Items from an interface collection
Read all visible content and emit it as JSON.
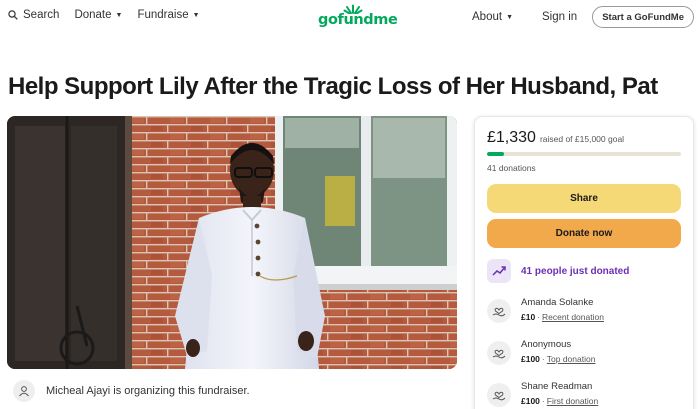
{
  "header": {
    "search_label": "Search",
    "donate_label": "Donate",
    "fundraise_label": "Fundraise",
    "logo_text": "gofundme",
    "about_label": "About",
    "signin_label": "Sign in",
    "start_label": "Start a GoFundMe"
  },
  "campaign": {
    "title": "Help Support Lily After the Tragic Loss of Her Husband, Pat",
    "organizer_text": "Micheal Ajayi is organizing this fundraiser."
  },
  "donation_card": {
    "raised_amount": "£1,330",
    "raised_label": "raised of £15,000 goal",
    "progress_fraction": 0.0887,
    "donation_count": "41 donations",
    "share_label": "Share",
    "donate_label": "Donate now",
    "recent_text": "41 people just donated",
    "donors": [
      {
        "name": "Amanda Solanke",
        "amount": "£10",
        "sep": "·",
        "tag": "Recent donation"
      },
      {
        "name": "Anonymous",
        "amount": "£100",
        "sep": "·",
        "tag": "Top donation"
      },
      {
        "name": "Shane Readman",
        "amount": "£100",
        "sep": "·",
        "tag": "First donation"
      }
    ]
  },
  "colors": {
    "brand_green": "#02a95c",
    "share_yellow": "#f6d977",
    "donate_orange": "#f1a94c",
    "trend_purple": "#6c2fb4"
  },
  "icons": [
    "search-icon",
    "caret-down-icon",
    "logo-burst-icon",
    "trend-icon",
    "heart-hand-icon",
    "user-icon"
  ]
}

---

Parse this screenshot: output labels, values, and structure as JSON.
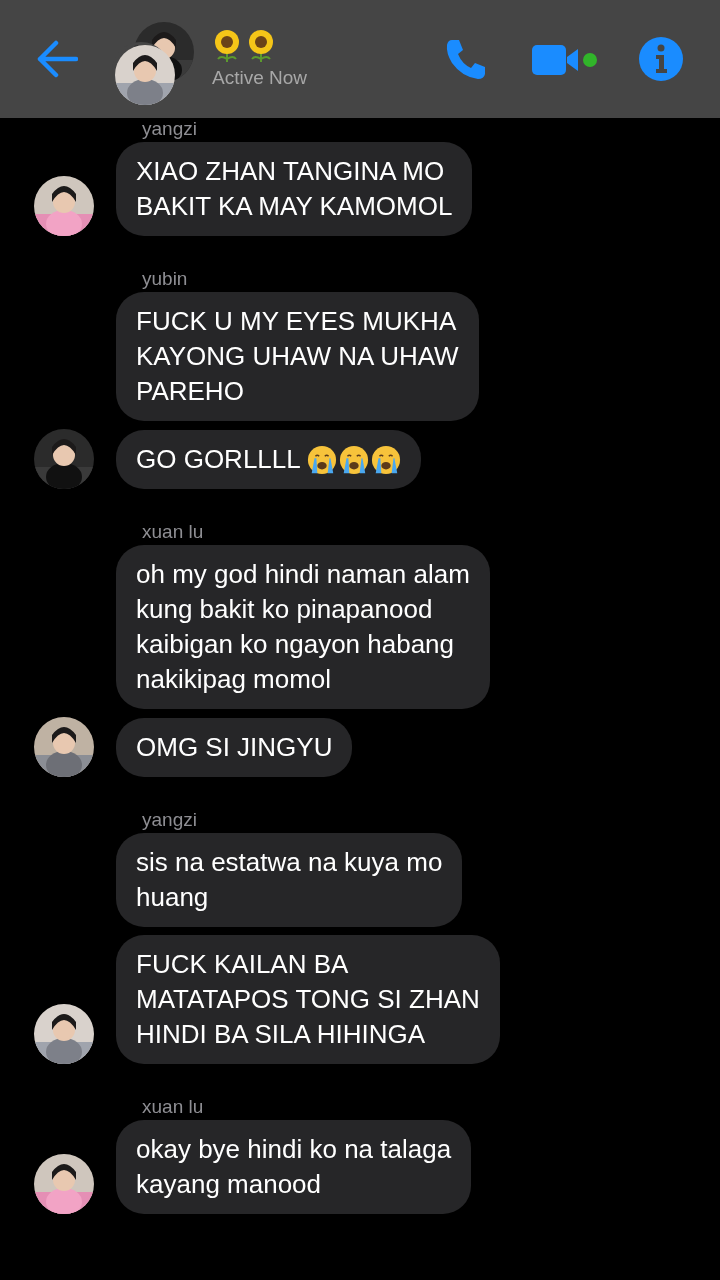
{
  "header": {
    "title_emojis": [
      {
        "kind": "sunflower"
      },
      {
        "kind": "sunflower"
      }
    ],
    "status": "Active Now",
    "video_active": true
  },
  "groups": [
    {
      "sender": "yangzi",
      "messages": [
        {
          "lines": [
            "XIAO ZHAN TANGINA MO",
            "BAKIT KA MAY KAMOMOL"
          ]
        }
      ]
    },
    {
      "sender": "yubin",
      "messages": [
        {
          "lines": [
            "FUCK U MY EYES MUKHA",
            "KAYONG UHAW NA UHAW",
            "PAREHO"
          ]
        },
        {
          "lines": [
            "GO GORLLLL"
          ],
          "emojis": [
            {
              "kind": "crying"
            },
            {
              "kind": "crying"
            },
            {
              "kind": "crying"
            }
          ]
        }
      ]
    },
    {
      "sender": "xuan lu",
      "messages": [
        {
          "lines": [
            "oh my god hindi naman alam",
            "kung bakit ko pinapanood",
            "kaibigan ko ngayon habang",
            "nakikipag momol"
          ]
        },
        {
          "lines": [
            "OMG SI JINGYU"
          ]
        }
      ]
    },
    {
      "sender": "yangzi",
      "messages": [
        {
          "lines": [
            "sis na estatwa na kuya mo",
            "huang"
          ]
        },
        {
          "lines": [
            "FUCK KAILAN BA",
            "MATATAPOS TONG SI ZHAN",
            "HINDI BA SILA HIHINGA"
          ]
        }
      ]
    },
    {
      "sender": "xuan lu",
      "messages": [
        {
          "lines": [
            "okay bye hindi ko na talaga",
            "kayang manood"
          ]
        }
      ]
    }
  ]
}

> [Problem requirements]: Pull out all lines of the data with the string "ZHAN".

> [Task result]:
            "XIAO ZHAN TANGINA MO",
            "MATATAPOS TONG SI ZHAN",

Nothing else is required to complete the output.